Two events of considerable and related importance took place last week. The 2010 US midterm elections produced a seismic shift in the balance of power of the legislative branch, from Democrats to Republicans. And the Federal Reserve announced its long-anticipated plan to embark on a new program of quantitative easing. These two events give us considerable insight into how US economic policy is to be approached for at least the next twelve months and possibly longer.
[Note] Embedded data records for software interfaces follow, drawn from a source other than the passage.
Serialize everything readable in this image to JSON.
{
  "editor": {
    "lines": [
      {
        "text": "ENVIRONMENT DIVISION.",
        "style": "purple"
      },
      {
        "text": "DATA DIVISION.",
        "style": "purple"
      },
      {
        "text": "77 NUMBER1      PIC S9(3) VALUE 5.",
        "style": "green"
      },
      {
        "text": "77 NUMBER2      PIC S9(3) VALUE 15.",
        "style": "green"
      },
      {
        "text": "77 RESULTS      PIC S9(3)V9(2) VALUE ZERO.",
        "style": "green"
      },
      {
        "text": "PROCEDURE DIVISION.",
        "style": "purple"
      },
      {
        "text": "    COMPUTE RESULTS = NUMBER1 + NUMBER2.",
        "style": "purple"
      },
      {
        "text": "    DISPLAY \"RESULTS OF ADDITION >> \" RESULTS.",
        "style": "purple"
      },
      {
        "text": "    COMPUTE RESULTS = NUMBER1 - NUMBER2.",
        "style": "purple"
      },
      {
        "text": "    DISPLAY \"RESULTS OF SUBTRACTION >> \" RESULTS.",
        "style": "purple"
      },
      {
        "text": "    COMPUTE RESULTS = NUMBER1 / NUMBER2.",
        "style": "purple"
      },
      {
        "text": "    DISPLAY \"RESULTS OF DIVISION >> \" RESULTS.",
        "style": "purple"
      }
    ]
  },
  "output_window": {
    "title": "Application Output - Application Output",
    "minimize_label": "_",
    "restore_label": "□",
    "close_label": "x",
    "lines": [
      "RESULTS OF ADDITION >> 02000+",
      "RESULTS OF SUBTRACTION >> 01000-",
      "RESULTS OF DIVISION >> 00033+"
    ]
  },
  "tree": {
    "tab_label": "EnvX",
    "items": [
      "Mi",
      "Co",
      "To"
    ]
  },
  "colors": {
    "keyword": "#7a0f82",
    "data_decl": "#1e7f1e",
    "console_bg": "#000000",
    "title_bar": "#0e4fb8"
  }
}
The markets took a day to digest all the news as it unfolded over Tuesday and Wednesday, and then erupted for major across-the-board gains on Thursday. In fact, as it stands now 2010 is shaping up with potential to be another strong year in US equities following the performance in 2009. Years like 2009 and 2003 are rebound years – they come off the trough of a major bear market and often register calendar year gains over 30%. But sustaining that kind of strength into a follow-on year of double-digit growth is somewhat rarer (2004, for example, produced rather anemic returns for US equities in the mid-single digits). As of the Friday 11/5 close the Russell 3000 was up 12.9% year-to-date, and the market’s firm undertone suggests that a year-end “window dressing” momentum rally could conceivably take the indexes higher still.
Is it all justified? Let’s take a closer look at last week’s news events. We start with the Fed’s action because, quite simply, the Fed is where it’s at for just about any economic policy is likely to be enacted for the next year or more.
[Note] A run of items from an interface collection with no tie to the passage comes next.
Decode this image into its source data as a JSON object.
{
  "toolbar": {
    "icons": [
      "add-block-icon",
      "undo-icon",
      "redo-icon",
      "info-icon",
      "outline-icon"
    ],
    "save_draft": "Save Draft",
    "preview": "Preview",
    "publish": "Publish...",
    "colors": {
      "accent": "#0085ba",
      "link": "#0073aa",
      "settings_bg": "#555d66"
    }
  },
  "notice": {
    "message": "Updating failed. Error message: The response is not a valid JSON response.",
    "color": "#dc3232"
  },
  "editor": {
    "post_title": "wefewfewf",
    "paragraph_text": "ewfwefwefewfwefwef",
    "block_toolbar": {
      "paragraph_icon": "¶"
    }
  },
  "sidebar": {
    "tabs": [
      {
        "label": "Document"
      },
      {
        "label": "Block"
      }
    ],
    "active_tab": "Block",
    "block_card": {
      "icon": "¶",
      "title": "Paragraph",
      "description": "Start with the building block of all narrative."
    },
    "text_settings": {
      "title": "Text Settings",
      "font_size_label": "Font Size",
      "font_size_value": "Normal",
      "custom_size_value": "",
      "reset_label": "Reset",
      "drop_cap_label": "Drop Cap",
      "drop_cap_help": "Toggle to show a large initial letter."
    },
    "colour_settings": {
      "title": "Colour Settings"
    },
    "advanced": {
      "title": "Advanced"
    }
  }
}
QE2, the new round of quantitative easing announced last Wednesday, will pump $600 billion of new money into the markets to purchase long-dated Treasury bonds. The Fed will do this to the tune of about $75 billion per month up through the end of the 2nd quarter in 2011. In addition the Fed will reinvest proceeds from existing securities (from the 2009 QE program) as they come due, meaning that in total its national balance sheet goes up by that $600 billion. Now, bear in mind that the Fed’s charter has a double mandate: promote policies that maintain healthy levels of employment in the economy and stable prices. The desired outcome, in this regard, would be for QE2 to stimulate new credit creation, spurring businesses to expand and hire new workers, while at the same time not triggering inflation beyond where it currently sits – about 1-2% per year.
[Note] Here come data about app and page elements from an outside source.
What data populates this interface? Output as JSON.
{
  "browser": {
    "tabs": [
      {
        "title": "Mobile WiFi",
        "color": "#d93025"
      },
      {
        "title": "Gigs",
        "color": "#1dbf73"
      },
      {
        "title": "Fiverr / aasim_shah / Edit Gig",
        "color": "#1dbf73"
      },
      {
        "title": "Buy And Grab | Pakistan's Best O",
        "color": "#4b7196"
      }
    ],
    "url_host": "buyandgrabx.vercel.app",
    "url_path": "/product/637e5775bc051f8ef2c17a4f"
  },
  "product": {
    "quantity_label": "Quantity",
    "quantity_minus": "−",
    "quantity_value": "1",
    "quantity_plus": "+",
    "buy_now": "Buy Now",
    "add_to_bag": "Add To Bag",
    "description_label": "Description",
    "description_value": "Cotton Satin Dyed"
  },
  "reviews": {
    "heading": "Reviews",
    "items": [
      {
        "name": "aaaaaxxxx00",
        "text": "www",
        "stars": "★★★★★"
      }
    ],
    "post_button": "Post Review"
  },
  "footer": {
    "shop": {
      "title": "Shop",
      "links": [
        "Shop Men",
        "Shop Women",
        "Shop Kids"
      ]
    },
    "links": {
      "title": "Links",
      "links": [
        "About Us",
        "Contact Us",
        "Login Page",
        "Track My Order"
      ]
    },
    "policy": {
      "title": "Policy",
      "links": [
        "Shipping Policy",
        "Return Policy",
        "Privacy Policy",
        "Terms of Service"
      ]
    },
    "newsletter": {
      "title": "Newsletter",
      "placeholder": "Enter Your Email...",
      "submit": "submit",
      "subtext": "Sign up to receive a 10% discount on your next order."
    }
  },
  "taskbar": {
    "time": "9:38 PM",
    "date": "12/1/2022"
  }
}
That second goal – 1-2% inflation, is probably more likely than the first. Inflation may be a problem again one day, but for now the conditions needed for it to happen – either organic growth in household incomes leading to increased spending; or some kind of indexation between wages and prices like the catalyst that sparked the inflation of the early 1970s – is unlikely. On the other hand, for QE2 to make a meaningful dent in that sticky unemployment number will require a bit more heavy lifting. Not only will the eased credit conditions have to really induce companies to expand – but they will actually have to make proactive decisions to hire more US workers rather than, say, some combination of outsourcing and investing in more business automation to achieve productivity gains. It’s possible – but the case is awfully shaky.
As for that other event of last week – it is hard to say much else other than that we are likely to be in for a long period of legislative gridlock. Depending on your political point of view you may find that dismaying or comforting – but to the extent that any bold policymaking actions are going to have an impact on the economy next year those actions are much more likely to be originating from Ben Bernanke and his team than from Capitol Hill or the White House.